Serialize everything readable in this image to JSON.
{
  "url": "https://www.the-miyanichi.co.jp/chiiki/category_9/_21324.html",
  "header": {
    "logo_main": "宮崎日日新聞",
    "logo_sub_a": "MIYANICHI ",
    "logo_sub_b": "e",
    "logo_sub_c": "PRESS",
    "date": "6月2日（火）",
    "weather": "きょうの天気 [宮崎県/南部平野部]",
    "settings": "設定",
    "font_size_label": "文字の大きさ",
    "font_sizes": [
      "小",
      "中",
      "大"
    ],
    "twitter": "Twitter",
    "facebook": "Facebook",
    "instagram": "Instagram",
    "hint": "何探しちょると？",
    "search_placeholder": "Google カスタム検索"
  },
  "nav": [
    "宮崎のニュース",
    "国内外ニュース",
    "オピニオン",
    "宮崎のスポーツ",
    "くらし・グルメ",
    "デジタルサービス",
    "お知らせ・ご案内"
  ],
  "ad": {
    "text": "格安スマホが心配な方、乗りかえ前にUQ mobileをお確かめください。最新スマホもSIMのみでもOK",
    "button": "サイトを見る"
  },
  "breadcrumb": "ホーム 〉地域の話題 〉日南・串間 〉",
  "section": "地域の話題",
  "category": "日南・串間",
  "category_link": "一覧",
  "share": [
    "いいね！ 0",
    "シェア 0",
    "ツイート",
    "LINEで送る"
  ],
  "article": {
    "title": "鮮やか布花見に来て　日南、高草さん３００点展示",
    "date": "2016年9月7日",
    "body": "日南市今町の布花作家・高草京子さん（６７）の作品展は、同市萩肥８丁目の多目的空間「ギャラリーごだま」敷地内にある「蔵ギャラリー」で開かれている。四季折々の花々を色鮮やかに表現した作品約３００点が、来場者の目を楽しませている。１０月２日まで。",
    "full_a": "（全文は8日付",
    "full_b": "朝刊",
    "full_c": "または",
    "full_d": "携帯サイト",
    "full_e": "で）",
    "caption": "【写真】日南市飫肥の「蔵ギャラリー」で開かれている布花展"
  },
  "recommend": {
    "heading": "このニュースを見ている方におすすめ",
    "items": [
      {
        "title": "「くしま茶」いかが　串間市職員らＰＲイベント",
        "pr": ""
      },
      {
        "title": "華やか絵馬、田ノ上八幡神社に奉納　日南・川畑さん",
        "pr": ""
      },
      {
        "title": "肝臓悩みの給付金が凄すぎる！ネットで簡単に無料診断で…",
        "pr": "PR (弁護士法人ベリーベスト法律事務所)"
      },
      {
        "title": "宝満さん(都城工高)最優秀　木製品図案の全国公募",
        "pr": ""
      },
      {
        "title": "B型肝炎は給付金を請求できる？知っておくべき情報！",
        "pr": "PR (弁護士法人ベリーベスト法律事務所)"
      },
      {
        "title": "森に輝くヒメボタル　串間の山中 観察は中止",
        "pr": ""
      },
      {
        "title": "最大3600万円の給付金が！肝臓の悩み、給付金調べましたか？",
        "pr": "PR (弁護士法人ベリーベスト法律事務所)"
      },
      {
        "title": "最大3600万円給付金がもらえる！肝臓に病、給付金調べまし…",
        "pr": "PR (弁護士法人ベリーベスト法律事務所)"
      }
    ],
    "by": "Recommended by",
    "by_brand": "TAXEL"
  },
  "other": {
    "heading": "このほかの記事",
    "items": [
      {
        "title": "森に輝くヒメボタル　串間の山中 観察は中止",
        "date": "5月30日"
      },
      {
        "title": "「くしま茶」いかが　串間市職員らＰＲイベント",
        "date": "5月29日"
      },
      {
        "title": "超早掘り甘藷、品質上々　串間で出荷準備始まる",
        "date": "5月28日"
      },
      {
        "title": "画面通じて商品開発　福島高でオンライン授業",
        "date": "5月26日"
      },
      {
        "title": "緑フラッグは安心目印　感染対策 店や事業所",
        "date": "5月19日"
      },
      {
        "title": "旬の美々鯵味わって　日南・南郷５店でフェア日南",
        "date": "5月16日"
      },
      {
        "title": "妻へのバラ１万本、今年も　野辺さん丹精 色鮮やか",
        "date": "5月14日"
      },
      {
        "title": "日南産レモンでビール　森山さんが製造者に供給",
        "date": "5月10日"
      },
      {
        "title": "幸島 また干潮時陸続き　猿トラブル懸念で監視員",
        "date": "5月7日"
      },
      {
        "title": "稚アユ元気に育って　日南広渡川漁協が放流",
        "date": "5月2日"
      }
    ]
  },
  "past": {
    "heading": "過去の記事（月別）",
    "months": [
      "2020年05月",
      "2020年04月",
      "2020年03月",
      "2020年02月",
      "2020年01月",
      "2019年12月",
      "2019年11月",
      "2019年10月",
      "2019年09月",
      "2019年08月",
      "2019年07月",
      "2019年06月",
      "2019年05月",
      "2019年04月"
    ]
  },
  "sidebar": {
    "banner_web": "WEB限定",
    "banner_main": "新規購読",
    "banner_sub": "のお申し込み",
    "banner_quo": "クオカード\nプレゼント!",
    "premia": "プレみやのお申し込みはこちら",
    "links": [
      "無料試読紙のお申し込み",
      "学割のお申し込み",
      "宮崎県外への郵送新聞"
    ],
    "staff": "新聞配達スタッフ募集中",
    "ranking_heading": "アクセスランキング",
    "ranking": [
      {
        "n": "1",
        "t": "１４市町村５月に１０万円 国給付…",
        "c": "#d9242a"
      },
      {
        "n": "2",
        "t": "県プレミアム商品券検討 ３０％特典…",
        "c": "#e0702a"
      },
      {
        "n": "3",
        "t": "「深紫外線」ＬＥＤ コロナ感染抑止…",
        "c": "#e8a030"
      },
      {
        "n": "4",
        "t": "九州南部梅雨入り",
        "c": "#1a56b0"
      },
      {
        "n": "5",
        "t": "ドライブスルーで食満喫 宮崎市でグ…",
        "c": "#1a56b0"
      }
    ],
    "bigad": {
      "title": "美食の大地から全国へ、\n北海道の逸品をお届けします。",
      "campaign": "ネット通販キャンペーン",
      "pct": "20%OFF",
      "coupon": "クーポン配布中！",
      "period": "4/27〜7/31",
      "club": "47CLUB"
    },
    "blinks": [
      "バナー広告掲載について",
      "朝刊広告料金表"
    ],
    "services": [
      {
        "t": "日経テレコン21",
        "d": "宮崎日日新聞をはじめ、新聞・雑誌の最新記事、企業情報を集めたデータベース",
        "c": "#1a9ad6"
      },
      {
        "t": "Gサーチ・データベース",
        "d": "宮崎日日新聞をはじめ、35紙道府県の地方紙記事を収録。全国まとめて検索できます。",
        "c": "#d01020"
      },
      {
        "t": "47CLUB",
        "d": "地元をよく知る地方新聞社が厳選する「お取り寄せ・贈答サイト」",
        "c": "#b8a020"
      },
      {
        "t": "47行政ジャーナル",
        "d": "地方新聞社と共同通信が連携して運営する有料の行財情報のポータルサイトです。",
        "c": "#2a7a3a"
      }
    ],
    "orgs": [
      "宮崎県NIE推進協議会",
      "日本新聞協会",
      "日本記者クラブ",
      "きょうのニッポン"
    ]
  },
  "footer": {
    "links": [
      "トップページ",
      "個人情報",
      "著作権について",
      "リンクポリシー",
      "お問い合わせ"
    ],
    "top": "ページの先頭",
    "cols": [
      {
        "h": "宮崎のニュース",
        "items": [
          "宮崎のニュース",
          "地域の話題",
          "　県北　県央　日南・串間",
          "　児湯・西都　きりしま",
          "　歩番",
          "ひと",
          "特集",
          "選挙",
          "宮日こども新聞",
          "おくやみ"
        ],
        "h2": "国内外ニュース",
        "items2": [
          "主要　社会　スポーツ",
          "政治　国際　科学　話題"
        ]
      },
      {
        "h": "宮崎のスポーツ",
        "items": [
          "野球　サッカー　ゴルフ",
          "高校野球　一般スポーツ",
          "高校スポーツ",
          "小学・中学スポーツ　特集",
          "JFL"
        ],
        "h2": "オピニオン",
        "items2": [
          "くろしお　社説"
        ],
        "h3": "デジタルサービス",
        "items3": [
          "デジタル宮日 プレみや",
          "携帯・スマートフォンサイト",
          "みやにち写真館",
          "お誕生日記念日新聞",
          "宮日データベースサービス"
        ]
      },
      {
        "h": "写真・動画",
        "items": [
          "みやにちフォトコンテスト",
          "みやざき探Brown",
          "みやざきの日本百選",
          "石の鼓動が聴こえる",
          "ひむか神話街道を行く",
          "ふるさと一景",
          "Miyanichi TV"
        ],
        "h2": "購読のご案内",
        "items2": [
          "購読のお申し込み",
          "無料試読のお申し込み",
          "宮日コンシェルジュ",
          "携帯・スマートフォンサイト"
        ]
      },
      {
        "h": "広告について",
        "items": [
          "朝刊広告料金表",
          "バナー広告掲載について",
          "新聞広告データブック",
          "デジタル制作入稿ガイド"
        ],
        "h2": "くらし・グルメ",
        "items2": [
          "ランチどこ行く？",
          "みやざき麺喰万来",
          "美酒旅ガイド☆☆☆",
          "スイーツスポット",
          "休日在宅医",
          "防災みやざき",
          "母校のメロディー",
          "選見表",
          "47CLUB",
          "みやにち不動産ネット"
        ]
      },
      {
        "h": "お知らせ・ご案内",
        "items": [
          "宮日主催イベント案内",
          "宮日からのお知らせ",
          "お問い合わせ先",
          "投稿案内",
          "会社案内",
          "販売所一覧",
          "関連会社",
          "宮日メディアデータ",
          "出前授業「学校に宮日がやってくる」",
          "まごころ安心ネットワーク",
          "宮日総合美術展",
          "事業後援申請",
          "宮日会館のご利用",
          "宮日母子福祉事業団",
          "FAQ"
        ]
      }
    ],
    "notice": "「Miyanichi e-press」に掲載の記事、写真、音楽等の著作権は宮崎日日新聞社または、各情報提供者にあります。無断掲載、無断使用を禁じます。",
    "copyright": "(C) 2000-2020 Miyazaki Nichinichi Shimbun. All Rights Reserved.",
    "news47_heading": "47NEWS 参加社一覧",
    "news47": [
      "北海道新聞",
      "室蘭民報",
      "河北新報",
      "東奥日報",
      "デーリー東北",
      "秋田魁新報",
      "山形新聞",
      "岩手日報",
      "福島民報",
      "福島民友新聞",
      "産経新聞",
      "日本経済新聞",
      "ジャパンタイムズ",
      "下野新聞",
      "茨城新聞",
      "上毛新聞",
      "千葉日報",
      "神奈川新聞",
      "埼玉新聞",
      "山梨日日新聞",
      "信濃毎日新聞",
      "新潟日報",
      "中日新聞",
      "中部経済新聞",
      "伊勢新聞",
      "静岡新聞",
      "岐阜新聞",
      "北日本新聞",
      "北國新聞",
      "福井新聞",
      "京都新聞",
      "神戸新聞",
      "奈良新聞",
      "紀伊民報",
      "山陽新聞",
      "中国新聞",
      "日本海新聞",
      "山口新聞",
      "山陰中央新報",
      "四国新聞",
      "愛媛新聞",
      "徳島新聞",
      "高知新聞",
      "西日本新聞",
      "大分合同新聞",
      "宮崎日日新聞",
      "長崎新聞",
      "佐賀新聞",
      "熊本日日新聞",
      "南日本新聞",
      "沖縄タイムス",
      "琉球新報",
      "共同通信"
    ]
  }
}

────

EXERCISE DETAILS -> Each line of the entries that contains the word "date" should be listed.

RESPONSE BELOW ->
    "date": "6月2日（火）",
    "date": "2016年9月7日",
        "date": "5月30日"
        "date": "5月29日"
        "date": "5月28日"
        "date": "5月26日"
        "date": "5月19日"
        "date": "5月16日"
        "date": "5月14日"
        "date": "5月10日"
        "date": "5月7日"
        "date": "5月2日"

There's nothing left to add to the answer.